* Task instructions *
Return the data below exactly, minus the pictures.

* Exercise data *
┌────────
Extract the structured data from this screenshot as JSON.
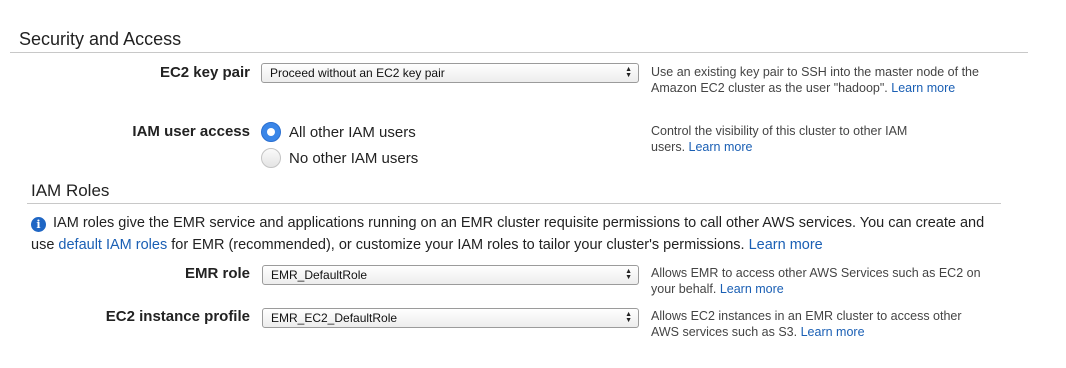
{
  "security": {
    "title": "Security and Access",
    "key_pair": {
      "label": "EC2 key pair",
      "selected": "Proceed without an EC2 key pair",
      "help": "Use an existing key pair to SSH into the master node of the Amazon EC2 cluster as the user \"hadoop\".",
      "learn_more": "Learn more"
    },
    "iam_access": {
      "label": "IAM user access",
      "options": [
        "All other IAM users",
        "No other IAM users"
      ],
      "selected_index": 0,
      "help": "Control the visibility of this cluster to other IAM users.",
      "learn_more": "Learn more"
    }
  },
  "iam_roles": {
    "title": "IAM Roles",
    "info_text_1": "IAM roles give the EMR service and applications running on an EMR cluster requisite permissions to call other AWS services. You can create and use",
    "info_link_1": "default IAM roles",
    "info_text_2": "for EMR (recommended), or customize your IAM roles to tailor your cluster's permissions.",
    "info_link_2": "Learn more",
    "emr_role": {
      "label": "EMR role",
      "selected": "EMR_DefaultRole",
      "help": "Allows EMR to access other AWS Services such as EC2 on your behalf.",
      "learn_more": "Learn more"
    },
    "instance_profile": {
      "label": "EC2 instance profile",
      "selected": "EMR_EC2_DefaultRole",
      "help": "Allows EC2 instances in an EMR cluster to access other AWS services such as S3.",
      "learn_more": "Learn more"
    }
  },
  "icons": {
    "select_arrows": "updown-chevron-icon",
    "info": "info-icon"
  },
  "colors": {
    "link": "#1a5fb4",
    "radio_selected": "#3a86e8",
    "info_icon": "#1f66c4"
  }
}
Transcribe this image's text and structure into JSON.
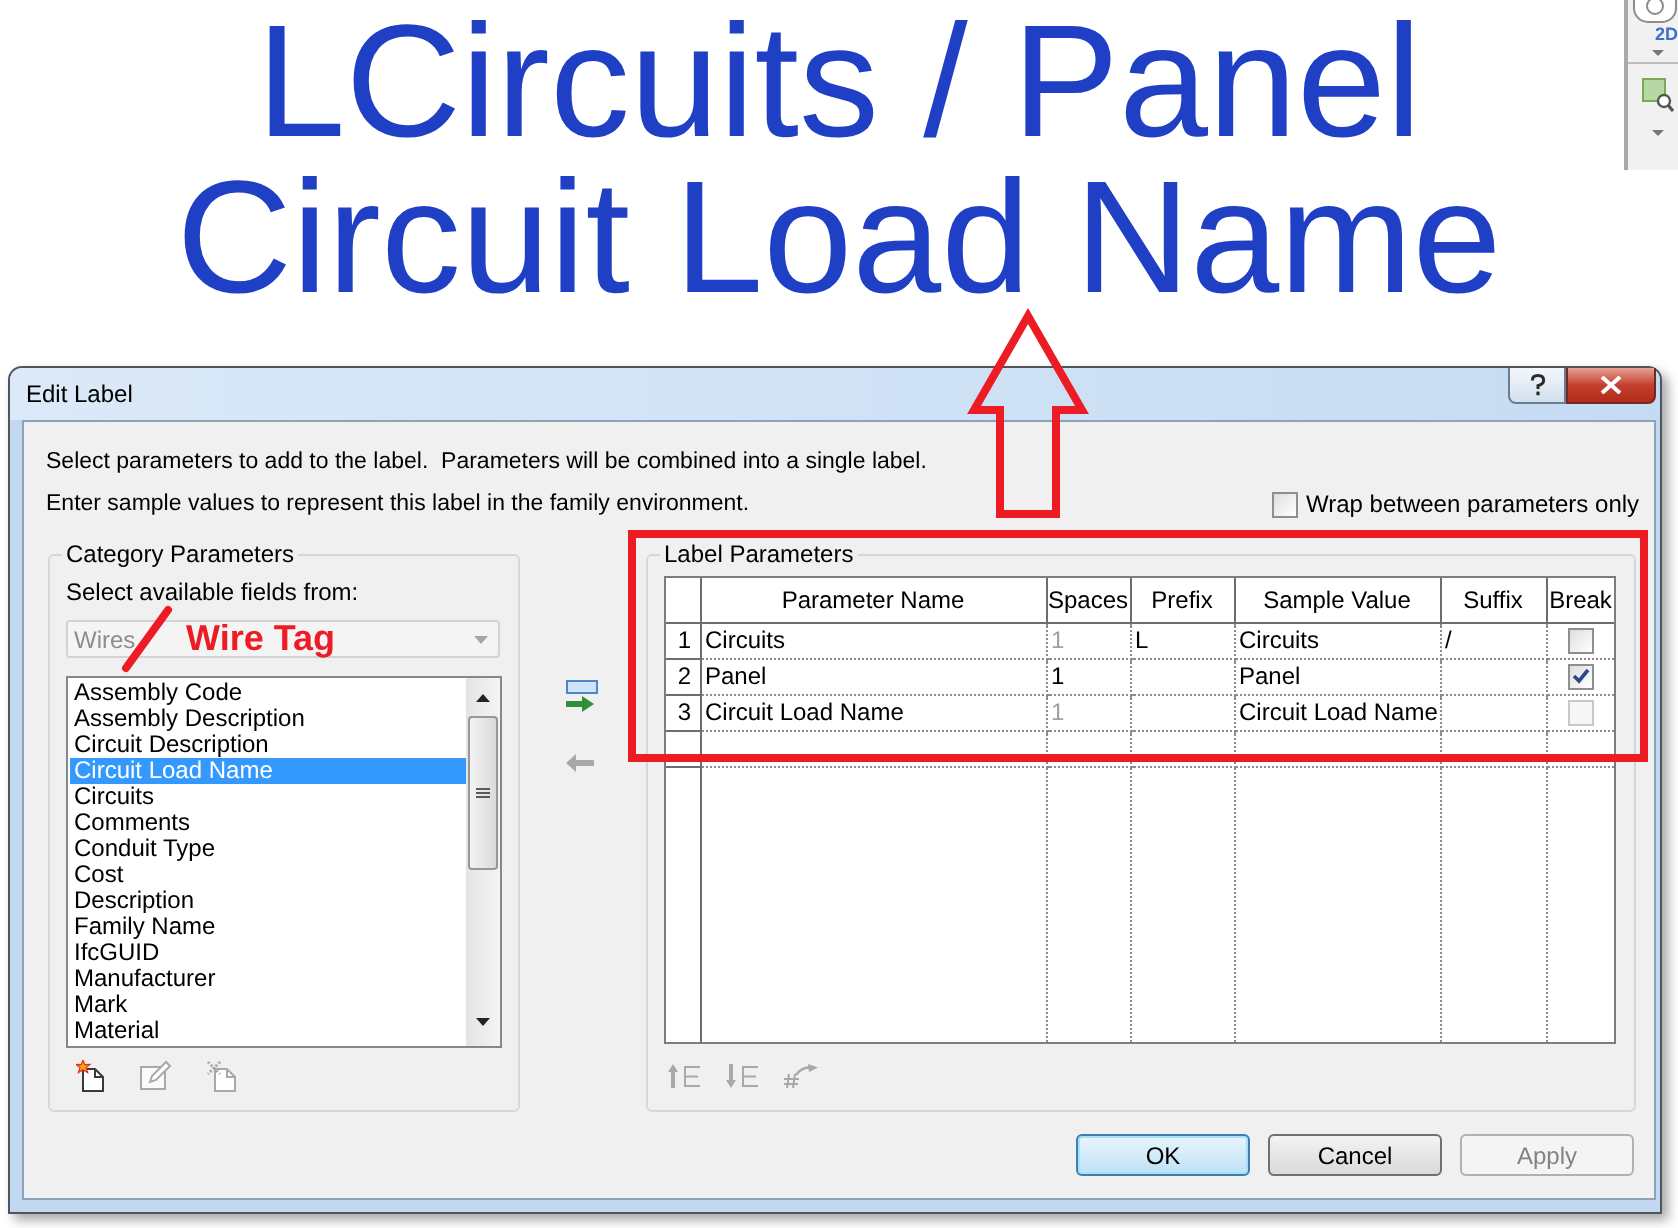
{
  "label_preview": {
    "lines": [
      "LCircuits / Panel",
      "Circuit Load Name"
    ]
  },
  "background_ribbon": {
    "view_label": "2D"
  },
  "annotation": {
    "callout": "Wire Tag"
  },
  "dialog": {
    "title": "Edit Label",
    "instructions": [
      "Select parameters to add to the label.  Parameters will be combined into a single label.",
      "Enter sample values to represent this label in the family environment."
    ],
    "wrap_option": {
      "label": "Wrap between parameters only",
      "checked": false
    },
    "category_parameters": {
      "title": "Category Parameters",
      "prompt": "Select available fields from:",
      "category": {
        "value": "Wires",
        "disabled": true
      },
      "fields": [
        {
          "label": "Assembly Code",
          "selected": false
        },
        {
          "label": "Assembly Description",
          "selected": false
        },
        {
          "label": "Circuit Description",
          "selected": false
        },
        {
          "label": "Circuit Load Name",
          "selected": true
        },
        {
          "label": "Circuits",
          "selected": false
        },
        {
          "label": "Comments",
          "selected": false
        },
        {
          "label": "Conduit Type",
          "selected": false
        },
        {
          "label": "Cost",
          "selected": false
        },
        {
          "label": "Description",
          "selected": false
        },
        {
          "label": "Family Name",
          "selected": false
        },
        {
          "label": "IfcGUID",
          "selected": false
        },
        {
          "label": "Manufacturer",
          "selected": false
        },
        {
          "label": "Mark",
          "selected": false
        },
        {
          "label": "Material",
          "selected": false
        }
      ],
      "tools": [
        {
          "kind": "new",
          "disabled": false
        },
        {
          "kind": "edit",
          "disabled": true
        },
        {
          "kind": "delete",
          "disabled": true
        }
      ]
    },
    "transfer_tools": [
      {
        "kind": "add",
        "disabled": false
      },
      {
        "kind": "remove",
        "disabled": true
      }
    ],
    "label_parameters": {
      "title": "Label Parameters",
      "columns": [
        "Parameter Name",
        "Spaces",
        "Prefix",
        "Sample Value",
        "Suffix",
        "Break"
      ],
      "rows": [
        {
          "number": "1",
          "parameter_name": "Circuits",
          "spaces": "1",
          "spaces_disabled": true,
          "prefix": "L",
          "sample_value": "Circuits",
          "suffix": "/",
          "break": {
            "checked": false,
            "disabled": false
          }
        },
        {
          "number": "2",
          "parameter_name": "Panel",
          "spaces": "1",
          "spaces_disabled": false,
          "sample_value": "Panel",
          "break": {
            "checked": true,
            "disabled": false
          }
        },
        {
          "number": "3",
          "parameter_name": "Circuit Load Name",
          "spaces": "1",
          "spaces_disabled": true,
          "sample_value": "Circuit Load Name",
          "break": {
            "checked": false,
            "disabled": true
          }
        }
      ],
      "tools": [
        {
          "kind": "move_up",
          "disabled": true
        },
        {
          "kind": "move_down",
          "disabled": true
        },
        {
          "kind": "format",
          "disabled": true
        }
      ]
    },
    "buttons": [
      {
        "label": "OK",
        "default": true,
        "disabled": false
      },
      {
        "label": "Cancel",
        "default": false,
        "disabled": false
      },
      {
        "label": "Apply",
        "default": false,
        "disabled": true
      }
    ]
  }
}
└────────
* Solution for this exercise *
Extract the structured data from this screenshot as JSON.
{
  "security": {
    "title": "Security and Access",
    "key_pair": {
      "label": "EC2 key pair",
      "selected": "Proceed without an EC2 key pair",
      "help": "Use an existing key pair to SSH into the master node of the Amazon EC2 cluster as the user \"hadoop\".",
      "learn_more": "Learn more"
    },
    "iam_access": {
      "label": "IAM user access",
      "options": [
        "All other IAM users",
        "No other IAM users"
      ],
      "selected_index": 0,
      "help": "Control the visibility of this cluster to other IAM users.",
      "learn_more": "Learn more"
    }
  },
  "iam_roles": {
    "title": "IAM Roles",
    "info_text_1": "IAM roles give the EMR service and applications running on an EMR cluster requisite permissions to call other AWS services. You can create and use",
    "info_link_1": "default IAM roles",
    "info_text_2": "for EMR (recommended), or customize your IAM roles to tailor your cluster's permissions.",
    "info_link_2": "Learn more",
    "emr_role": {
      "label": "EMR role",
      "selected": "EMR_DefaultRole",
      "help": "Allows EMR to access other AWS Services such as EC2 on your behalf.",
      "learn_more": "Learn more"
    },
    "instance_profile": {
      "label": "EC2 instance profile",
      "selected": "EMR_EC2_DefaultRole",
      "help": "Allows EC2 instances in an EMR cluster to access other AWS services such as S3.",
      "learn_more": "Learn more"
    }
  },
  "icons": {
    "select_arrows": "updown-chevron-icon",
    "info": "info-icon"
  },
  "colors": {
    "link": "#1a5fb4",
    "radio_selected": "#3a86e8",
    "info_icon": "#1f66c4"
  }
}
Transcribe this image's text and structure into JSON.
{
  "label_preview": {
    "lines": [
      "LCircuits / Panel",
      "Circuit Load Name"
    ]
  },
  "background_ribbon": {
    "view_label": "2D"
  },
  "annotation": {
    "callout": "Wire Tag"
  },
  "dialog": {
    "title": "Edit Label",
    "instructions": [
      "Select parameters to add to the label.  Parameters will be combined into a single label.",
      "Enter sample values to represent this label in the family environment."
    ],
    "wrap_option": {
      "label": "Wrap between parameters only",
      "checked": false
    },
    "category_parameters": {
      "title": "Category Parameters",
      "prompt": "Select available fields from:",
      "category": {
        "value": "Wires",
        "disabled": true
      },
      "fields": [
        {
          "label": "Assembly Code",
          "selected": false
        },
        {
          "label": "Assembly Description",
          "selected": false
        },
        {
          "label": "Circuit Description",
          "selected": false
        },
        {
          "label": "Circuit Load Name",
          "selected": true
        },
        {
          "label": "Circuits",
          "selected": false
        },
        {
          "label": "Comments",
          "selected": false
        },
        {
          "label": "Conduit Type",
          "selected": false
        },
        {
          "label": "Cost",
          "selected": false
        },
        {
          "label": "Description",
          "selected": false
        },
        {
          "label": "Family Name",
          "selected": false
        },
        {
          "label": "IfcGUID",
          "selected": false
        },
        {
          "label": "Manufacturer",
          "selected": false
        },
        {
          "label": "Mark",
          "selected": false
        },
        {
          "label": "Material",
          "selected": false
        }
      ],
      "tools": [
        {
          "kind": "new",
          "disabled": false
        },
        {
          "kind": "edit",
          "disabled": true
        },
        {
          "kind": "delete",
          "disabled": true
        }
      ]
    },
    "transfer_tools": [
      {
        "kind": "add",
        "disabled": false
      },
      {
        "kind": "remove",
        "disabled": true
      }
    ],
    "label_parameters": {
      "title": "Label Parameters",
      "columns": [
        "Parameter Name",
        "Spaces",
        "Prefix",
        "Sample Value",
        "Suffix",
        "Break"
      ],
      "rows": [
        {
          "number": "1",
          "parameter_name": "Circuits",
          "spaces": "1",
          "spaces_disabled": true,
          "prefix": "L",
          "sample_value": "Circuits",
          "suffix": "/",
          "break": {
            "checked": false,
            "disabled": false
          }
        },
        {
          "number": "2",
          "parameter_name": "Panel",
          "spaces": "1",
          "spaces_disabled": false,
          "sample_value": "Panel",
          "break": {
            "checked": true,
            "disabled": false
          }
        },
        {
          "number": "3",
          "parameter_name": "Circuit Load Name",
          "spaces": "1",
          "spaces_disabled": true,
          "sample_value": "Circuit Load Name",
          "break": {
            "checked": false,
            "disabled": true
          }
        }
      ],
      "tools": [
        {
          "kind": "move_up",
          "disabled": true
        },
        {
          "kind": "move_down",
          "disabled": true
        },
        {
          "kind": "format",
          "disabled": true
        }
      ]
    },
    "buttons": [
      {
        "label": "OK",
        "default": true,
        "disabled": false
      },
      {
        "label": "Cancel",
        "default": false,
        "disabled": false
      },
      {
        "label": "Apply",
        "default": false,
        "disabled": true
      }
    ]
  }
}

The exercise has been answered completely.